Component data from apps and pages

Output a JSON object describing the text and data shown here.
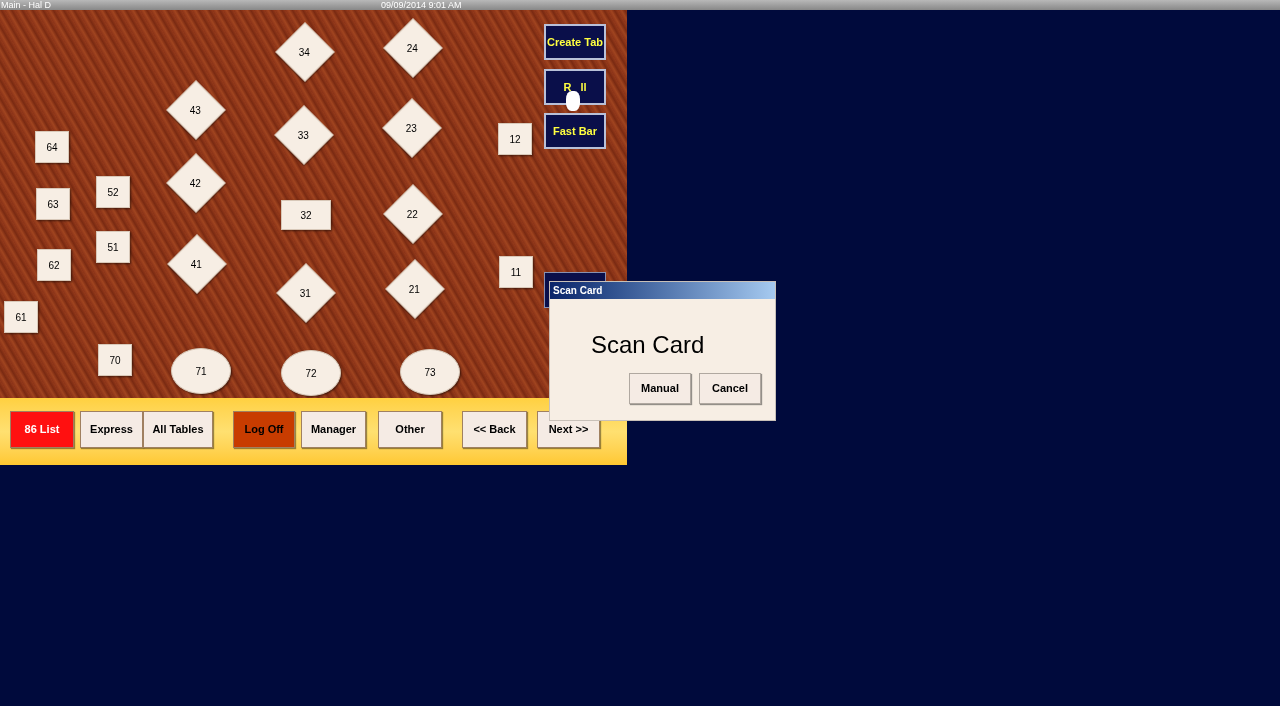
{
  "title_bar": {
    "title": "Main - Hal D",
    "datetime": "09/09/2014 9:01 AM"
  },
  "tables": [
    {
      "label": "34",
      "kind": "diamond"
    },
    {
      "label": "24",
      "kind": "diamond"
    },
    {
      "label": "43",
      "kind": "diamond"
    },
    {
      "label": "33",
      "kind": "diamond"
    },
    {
      "label": "23",
      "kind": "diamond"
    },
    {
      "label": "12",
      "kind": "square"
    },
    {
      "label": "64",
      "kind": "square"
    },
    {
      "label": "52",
      "kind": "square"
    },
    {
      "label": "42",
      "kind": "diamond"
    },
    {
      "label": "63",
      "kind": "square"
    },
    {
      "label": "32",
      "kind": "rect"
    },
    {
      "label": "22",
      "kind": "diamond"
    },
    {
      "label": "51",
      "kind": "square"
    },
    {
      "label": "41",
      "kind": "diamond"
    },
    {
      "label": "62",
      "kind": "square"
    },
    {
      "label": "11",
      "kind": "square"
    },
    {
      "label": "31",
      "kind": "diamond"
    },
    {
      "label": "21",
      "kind": "diamond"
    },
    {
      "label": "61",
      "kind": "square"
    },
    {
      "label": "70",
      "kind": "square"
    },
    {
      "label": "71",
      "kind": "oval"
    },
    {
      "label": "72",
      "kind": "oval"
    },
    {
      "label": "73",
      "kind": "oval"
    }
  ],
  "side_buttons": [
    {
      "label": "Create Tab",
      "kind": "labeled"
    },
    {
      "label": "R   ll",
      "kind": "labeled"
    },
    {
      "label": "Fast Bar",
      "kind": "labeled"
    },
    {
      "kind": "covered"
    }
  ],
  "bottom_buttons": [
    {
      "label": "86 List",
      "kind": "alert"
    },
    {
      "label": "Express",
      "kind": "plain"
    },
    {
      "label": "All Tables",
      "kind": "plain"
    },
    {
      "label": "Log Off",
      "kind": "danger"
    },
    {
      "label": "Manager",
      "kind": "plain"
    },
    {
      "label": "Other",
      "kind": "plain"
    },
    {
      "label": "<< Back",
      "kind": "plain"
    },
    {
      "label": "Next >>",
      "kind": "plain"
    }
  ],
  "dialog": {
    "title": "Scan Card",
    "message": "Scan Card",
    "buttons": [
      "Manual",
      "Cancel"
    ]
  }
}
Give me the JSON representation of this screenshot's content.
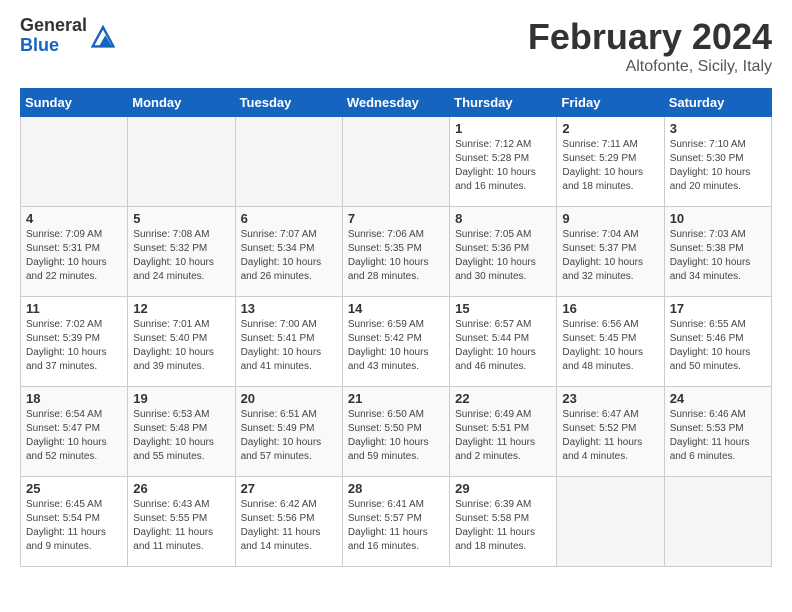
{
  "header": {
    "logo_line1": "General",
    "logo_line2": "Blue",
    "month_title": "February 2024",
    "location": "Altofonte, Sicily, Italy"
  },
  "days_of_week": [
    "Sunday",
    "Monday",
    "Tuesday",
    "Wednesday",
    "Thursday",
    "Friday",
    "Saturday"
  ],
  "weeks": [
    [
      {
        "num": "",
        "info": ""
      },
      {
        "num": "",
        "info": ""
      },
      {
        "num": "",
        "info": ""
      },
      {
        "num": "",
        "info": ""
      },
      {
        "num": "1",
        "info": "Sunrise: 7:12 AM\nSunset: 5:28 PM\nDaylight: 10 hours\nand 16 minutes."
      },
      {
        "num": "2",
        "info": "Sunrise: 7:11 AM\nSunset: 5:29 PM\nDaylight: 10 hours\nand 18 minutes."
      },
      {
        "num": "3",
        "info": "Sunrise: 7:10 AM\nSunset: 5:30 PM\nDaylight: 10 hours\nand 20 minutes."
      }
    ],
    [
      {
        "num": "4",
        "info": "Sunrise: 7:09 AM\nSunset: 5:31 PM\nDaylight: 10 hours\nand 22 minutes."
      },
      {
        "num": "5",
        "info": "Sunrise: 7:08 AM\nSunset: 5:32 PM\nDaylight: 10 hours\nand 24 minutes."
      },
      {
        "num": "6",
        "info": "Sunrise: 7:07 AM\nSunset: 5:34 PM\nDaylight: 10 hours\nand 26 minutes."
      },
      {
        "num": "7",
        "info": "Sunrise: 7:06 AM\nSunset: 5:35 PM\nDaylight: 10 hours\nand 28 minutes."
      },
      {
        "num": "8",
        "info": "Sunrise: 7:05 AM\nSunset: 5:36 PM\nDaylight: 10 hours\nand 30 minutes."
      },
      {
        "num": "9",
        "info": "Sunrise: 7:04 AM\nSunset: 5:37 PM\nDaylight: 10 hours\nand 32 minutes."
      },
      {
        "num": "10",
        "info": "Sunrise: 7:03 AM\nSunset: 5:38 PM\nDaylight: 10 hours\nand 34 minutes."
      }
    ],
    [
      {
        "num": "11",
        "info": "Sunrise: 7:02 AM\nSunset: 5:39 PM\nDaylight: 10 hours\nand 37 minutes."
      },
      {
        "num": "12",
        "info": "Sunrise: 7:01 AM\nSunset: 5:40 PM\nDaylight: 10 hours\nand 39 minutes."
      },
      {
        "num": "13",
        "info": "Sunrise: 7:00 AM\nSunset: 5:41 PM\nDaylight: 10 hours\nand 41 minutes."
      },
      {
        "num": "14",
        "info": "Sunrise: 6:59 AM\nSunset: 5:42 PM\nDaylight: 10 hours\nand 43 minutes."
      },
      {
        "num": "15",
        "info": "Sunrise: 6:57 AM\nSunset: 5:44 PM\nDaylight: 10 hours\nand 46 minutes."
      },
      {
        "num": "16",
        "info": "Sunrise: 6:56 AM\nSunset: 5:45 PM\nDaylight: 10 hours\nand 48 minutes."
      },
      {
        "num": "17",
        "info": "Sunrise: 6:55 AM\nSunset: 5:46 PM\nDaylight: 10 hours\nand 50 minutes."
      }
    ],
    [
      {
        "num": "18",
        "info": "Sunrise: 6:54 AM\nSunset: 5:47 PM\nDaylight: 10 hours\nand 52 minutes."
      },
      {
        "num": "19",
        "info": "Sunrise: 6:53 AM\nSunset: 5:48 PM\nDaylight: 10 hours\nand 55 minutes."
      },
      {
        "num": "20",
        "info": "Sunrise: 6:51 AM\nSunset: 5:49 PM\nDaylight: 10 hours\nand 57 minutes."
      },
      {
        "num": "21",
        "info": "Sunrise: 6:50 AM\nSunset: 5:50 PM\nDaylight: 10 hours\nand 59 minutes."
      },
      {
        "num": "22",
        "info": "Sunrise: 6:49 AM\nSunset: 5:51 PM\nDaylight: 11 hours\nand 2 minutes."
      },
      {
        "num": "23",
        "info": "Sunrise: 6:47 AM\nSunset: 5:52 PM\nDaylight: 11 hours\nand 4 minutes."
      },
      {
        "num": "24",
        "info": "Sunrise: 6:46 AM\nSunset: 5:53 PM\nDaylight: 11 hours\nand 6 minutes."
      }
    ],
    [
      {
        "num": "25",
        "info": "Sunrise: 6:45 AM\nSunset: 5:54 PM\nDaylight: 11 hours\nand 9 minutes."
      },
      {
        "num": "26",
        "info": "Sunrise: 6:43 AM\nSunset: 5:55 PM\nDaylight: 11 hours\nand 11 minutes."
      },
      {
        "num": "27",
        "info": "Sunrise: 6:42 AM\nSunset: 5:56 PM\nDaylight: 11 hours\nand 14 minutes."
      },
      {
        "num": "28",
        "info": "Sunrise: 6:41 AM\nSunset: 5:57 PM\nDaylight: 11 hours\nand 16 minutes."
      },
      {
        "num": "29",
        "info": "Sunrise: 6:39 AM\nSunset: 5:58 PM\nDaylight: 11 hours\nand 18 minutes."
      },
      {
        "num": "",
        "info": ""
      },
      {
        "num": "",
        "info": ""
      }
    ]
  ]
}
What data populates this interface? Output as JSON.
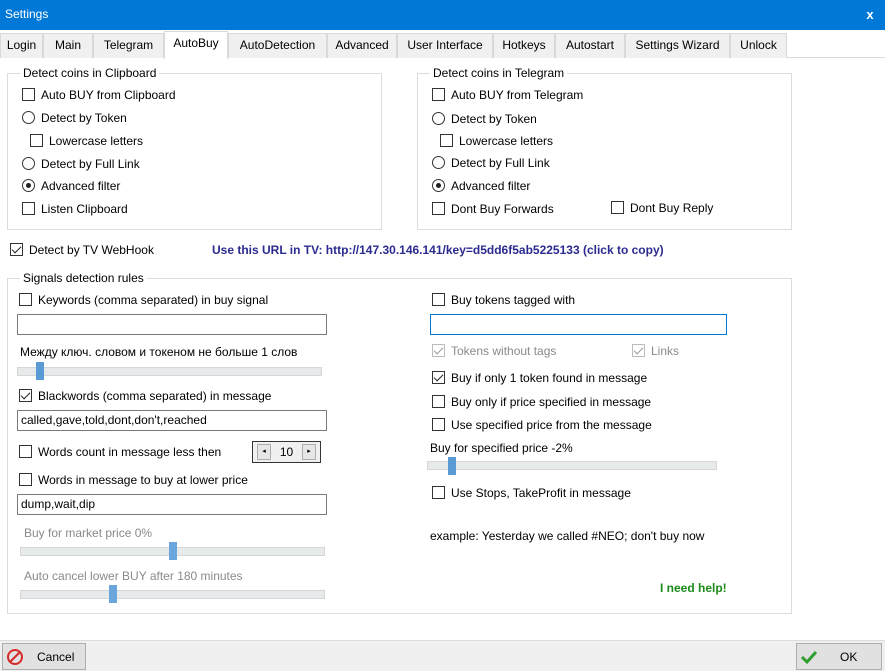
{
  "window": {
    "title": "Settings",
    "close_glyph": "x"
  },
  "tabs": [
    {
      "label": "Login"
    },
    {
      "label": "Main"
    },
    {
      "label": "Telegram"
    },
    {
      "label": "AutoBuy",
      "active": true
    },
    {
      "label": "AutoDetection"
    },
    {
      "label": "Advanced"
    },
    {
      "label": "User Interface"
    },
    {
      "label": "Hotkeys"
    },
    {
      "label": "Autostart"
    },
    {
      "label": "Settings Wizard"
    },
    {
      "label": "Unlock"
    }
  ],
  "clipboard_group": {
    "title": "Detect coins in Clipboard",
    "auto_buy": {
      "label": "Auto BUY from Clipboard",
      "checked": false
    },
    "detect_token": {
      "label": "Detect by Token",
      "checked": false
    },
    "lowercase": {
      "label": "Lowercase letters",
      "checked": false
    },
    "detect_link": {
      "label": "Detect by Full Link",
      "checked": false
    },
    "advanced_filter": {
      "label": "Advanced filter",
      "checked": true
    },
    "listen": {
      "label": "Listen Clipboard",
      "checked": false
    }
  },
  "telegram_group": {
    "title": "Detect coins in Telegram",
    "auto_buy": {
      "label": "Auto BUY from Telegram",
      "checked": false
    },
    "detect_token": {
      "label": "Detect by Token",
      "checked": false
    },
    "lowercase": {
      "label": "Lowercase letters",
      "checked": false
    },
    "detect_link": {
      "label": "Detect by Full Link",
      "checked": false
    },
    "advanced_filter": {
      "label": "Advanced filter",
      "checked": true
    },
    "dont_buy_forwards": {
      "label": "Dont Buy Forwards",
      "checked": false
    },
    "dont_buy_reply": {
      "label": "Dont Buy Reply",
      "checked": false
    }
  },
  "tv_webhook": {
    "label": "Detect by TV WebHook",
    "checked": true,
    "url_text": "Use this URL in TV: http://147.30.146.141/key=d5dd6f5ab5225133 (click to copy)"
  },
  "signals_group": {
    "title": "Signals detection rules",
    "keywords": {
      "label": "Keywords (comma separated) in buy signal",
      "checked": false,
      "value": ""
    },
    "distance": {
      "label": "Между ключ. словом и токеном не больше 1 слов",
      "value": 1
    },
    "blackwords": {
      "label": "Blackwords (comma separated) in message",
      "checked": true,
      "value": "called,gave,told,dont,don't,reached"
    },
    "words_count": {
      "label": "Words count in message less then",
      "checked": false,
      "value": "10",
      "dec": "◂",
      "inc": "▸"
    },
    "lower_price_words": {
      "label": "Words in message to buy at lower price",
      "checked": false,
      "value": "dump,wait,dip"
    },
    "market_price": {
      "label": "Buy for market price 0%",
      "value": 0
    },
    "auto_cancel": {
      "label": "Auto cancel lower BUY after 180 minutes",
      "value": 180
    },
    "tagged": {
      "label": "Buy tokens tagged with",
      "checked": false,
      "value": ""
    },
    "without_tags": {
      "label": "Tokens without tags",
      "checked": true
    },
    "links": {
      "label": "Links",
      "checked": true
    },
    "only_one": {
      "label": "Buy if only 1 token found in message",
      "checked": true
    },
    "only_price": {
      "label": "Buy only if price specified in message",
      "checked": false
    },
    "use_price": {
      "label": "Use specified price from the message",
      "checked": false
    },
    "specified_price": {
      "label": "Buy for specified price -2%",
      "value": -2
    },
    "stops": {
      "label": "Use Stops, TakeProfit in message",
      "checked": false
    },
    "example": "example: Yesterday we called #NEO; don't buy now",
    "help": "I need help!"
  },
  "buttons": {
    "cancel": "Cancel",
    "ok": "OK"
  },
  "colors": {
    "titlebar": "#0078d7",
    "link": "#2a2a8f",
    "help": "#1a8a1a",
    "slider": "#5b9bd5"
  }
}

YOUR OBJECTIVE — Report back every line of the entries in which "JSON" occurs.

THE ANSWER —
Output a JSON object describing the text and data shown here.
Give me the JSON representation of this screenshot's content.
What data populates this interface? Output as JSON.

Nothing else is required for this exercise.